A couple of weekends ago, against all odds, Beng and I celebrated our 43rd wedding anniversary and not coincidentally my 63rd birthday. It seemed like an inspired idea at the time to get hitched as I turned 20, but over the years I’ve wondered if I should have given each day its proper due, and doubled my presents that way. But I soon realized that I was never going to get or find a better gift than Beng—patient, forgiving, and gentle Beng—so January 15 has largely been a day for two.

I adore these two. Read more, here.

Introducing free and open access of visual materials at The Met ...


As of today, all images of public-domain works in The Met collection are available under Creative Commons Zero (CC0). So whether you're an artist or a designer, an educator or a student, a professional or a hobbyist, you now have more than 375,000 images of artworks from our collection to use, share, and remix—without restriction. This policy change to Open Access is an exciting milestone in The Met's digital evolution, and a strong statement about increasing access to the collection and how to best fulfill the Museum's mission in a digital age.

The Met has an incredible encyclopedic collection: 1.5 million objects spanning 5,000 years of culture from around the globe. Since our audience is really the three billion internet-connected individuals around the world, we need to think big about how to reach these viewers, and increase our focus on those digital tactics that have the greatest impact. Open Access is one of those tactics.

The images we're making available under a CC0 license relate to 200,000 public-domain artworks in our collection that the Museum has already digitally catalogued. This represents an incredible body of work by curators, conservators, photographers, librarians, cataloguers, interns, and technologists over the past 147 years of the institution's history. This is work that is always ongoing: just last year we added 21,000 new images to the online collection, 18,000 of which relate to works in the public domain.

Read more, here.

Essential gear for the working pro ...


As a working photographer, the center of the universe is your camera bag and its contents. Your cameras and lenses are the tools of your trade. As you may have noted, both are mentioned in plural because just as you wouldn’t jump out of an airplane without a backup parachute, you shouldn’t attempt to photograph an emotionally spiked, non-repeatable event armed with only one camera. The same applies to lenses, too. The many aspects that comprise shooting weddings—portraits, the ceremony, dimly lit environs, tight, crowded quarters and bright outdoor settings—can push both the creative and practical limitations of the most experienced photographers.

Cameras and lenses aside, there are other items that should be part of all wedding photographers’ war chests.

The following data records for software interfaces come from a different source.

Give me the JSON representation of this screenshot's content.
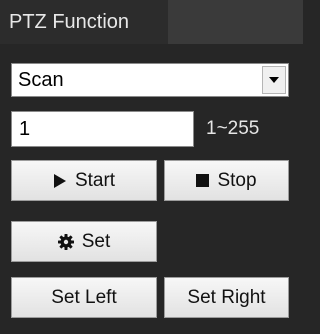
{
  "panel": {
    "title": "PTZ Function"
  },
  "function_select": {
    "selected": "Scan",
    "arrow_icon": "chevron-down-icon"
  },
  "number_field": {
    "value": "1",
    "range_label": "1~255"
  },
  "buttons": {
    "start_label": "Start",
    "start_icon": "play-icon",
    "stop_label": "Stop",
    "stop_icon": "stop-square-icon",
    "set_label": "Set",
    "set_icon": "gear-icon",
    "set_left_label": "Set Left",
    "set_right_label": "Set Right"
  }
}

Having these items on hand and knowing how to use them can make the difference between a great wedding album and one that’s mundane.

Read more, here.

'Film Dating' online quiz offers film recommendations based on your tastes ...


The quiz was created by Vincent Moschetti of the blog ‘One Year With Film Only,’ where the quiz is hosted. Users are advised to choose images they like based on their technical qualities -- grain, contrast, temperature, and similar -- rather than their composition and subject matter. Users are prompted to provide an email address at the end of the quiz, however, doing so isn't necessary to view the results.

Read more, here.

In the field, Phase One Capture One Pro 10 ...


For some time, Capture One has built its reputation on its efficiency and quality. Much like Phase One’s cameras and other hardware, Capture One has the aura of a truly professional tool, with few unnecessary features, but a whole lot of functionality available for nearly all aspects of image editing. Best known for its tethered-shooting feature set, Capture One has also gradually shifted into being an all-inclusive post-production tool for all aspects of image editing.

Read more, here.